Holly Foster didn't even secure herself a job on a college campus with the traditionally robust, if little known, tuition benefit in mind. The communications department gig at Hamilton College was a good fit, but her children were little at the time, and the concept of steep college bills was still an abstraction. Fast forward, a few years later. When she realized what this benefit amounted to, Foster nearly danced a gavotte.
For Anne Riffle, who works in Hamilton’s Registrar’s office, the lure of getting tuition covered as an employment benefit was a major factor in her coming to work at the upstate New York school in the first place. With three kids, she’s been dancing ever since.
Families around the world show the strain of the daily nightmare that is the cost of college. But for families with a parent working on a college campus, there can be considerable relief in the form of getting all or half of tuition covered. The rules vary by institution, but many cover the tuition of an employee’s child in full on their own campus and half if they attend another accredited school. Moreover, as an employee, you don’t have to be a professor or high-ranking administrator to qualify. Secretaries and even athletic department equipment managers also stand to benefit.
Whatever the precise case, this is a benefit few outsiders know exists. But in these tight-fisted times or even, considering the cost of college, during flush times, it presents a good reason to consider a campus career of one kind or another.
At Hamilton, there are currently about 90 children of employees receiving the benefit with about a dozen attending Hamilton, said Stephen Stemkoski, the school’s director of human resources, who said that in meetings with prospective employees, eyebrows do calisthenics when they get to this particular line item on the benefit list.

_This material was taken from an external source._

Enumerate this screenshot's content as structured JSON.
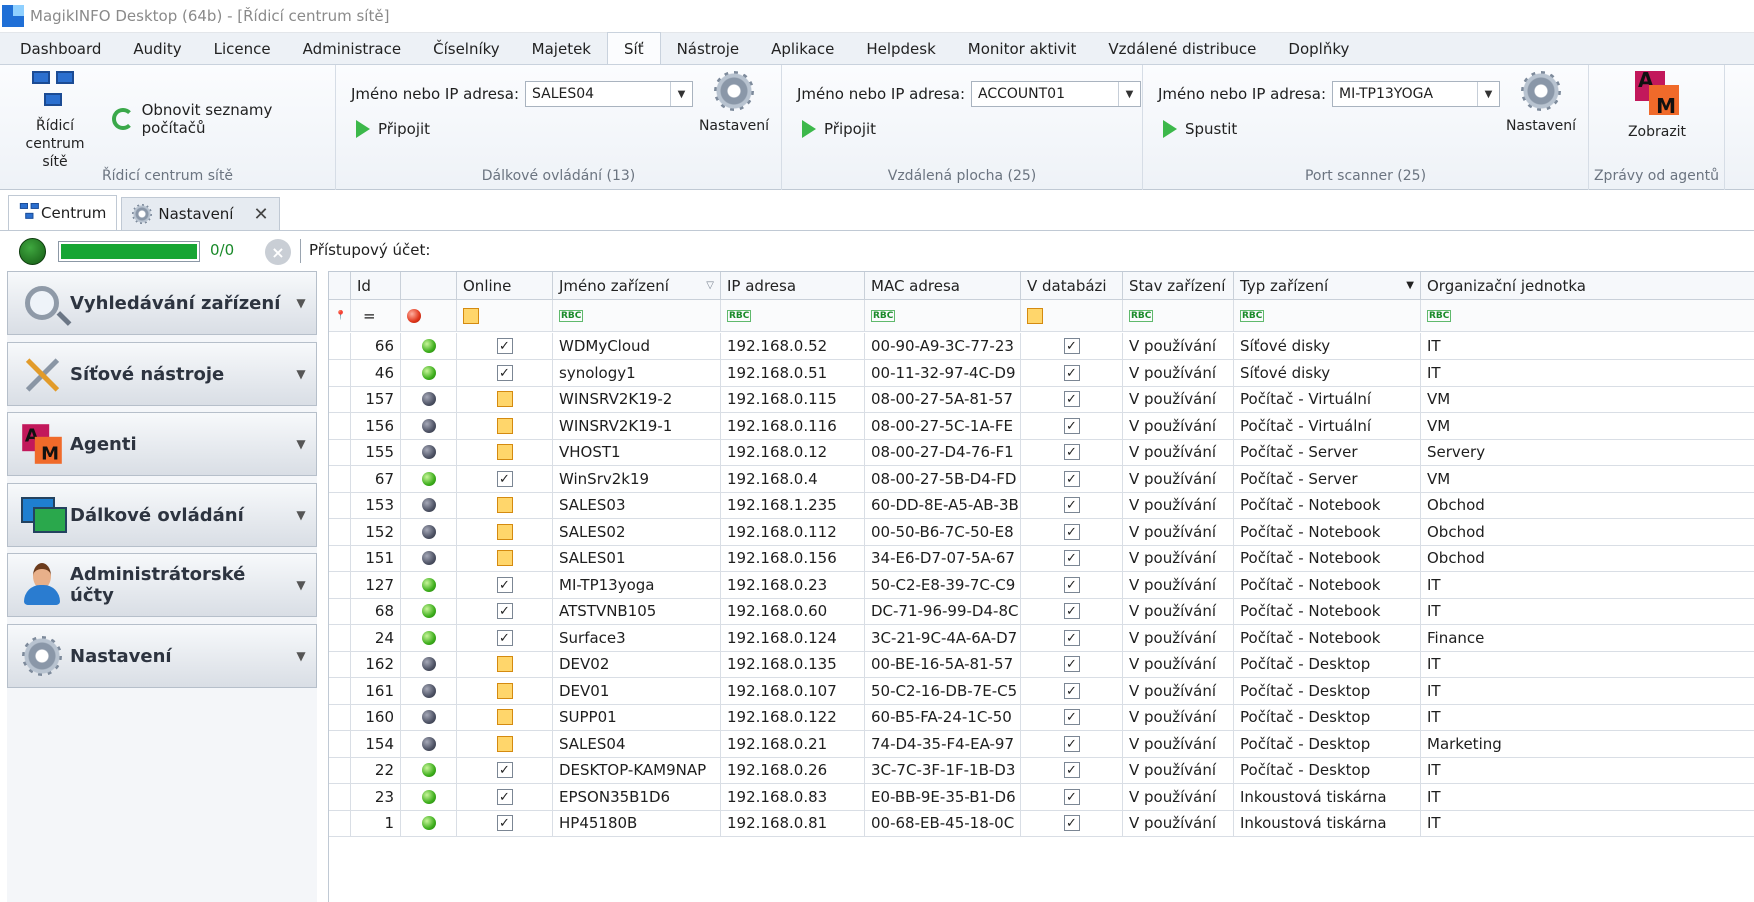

Even if the parents among them don’t actually dance around his office, Stemkoski notes, “I think they may want to.”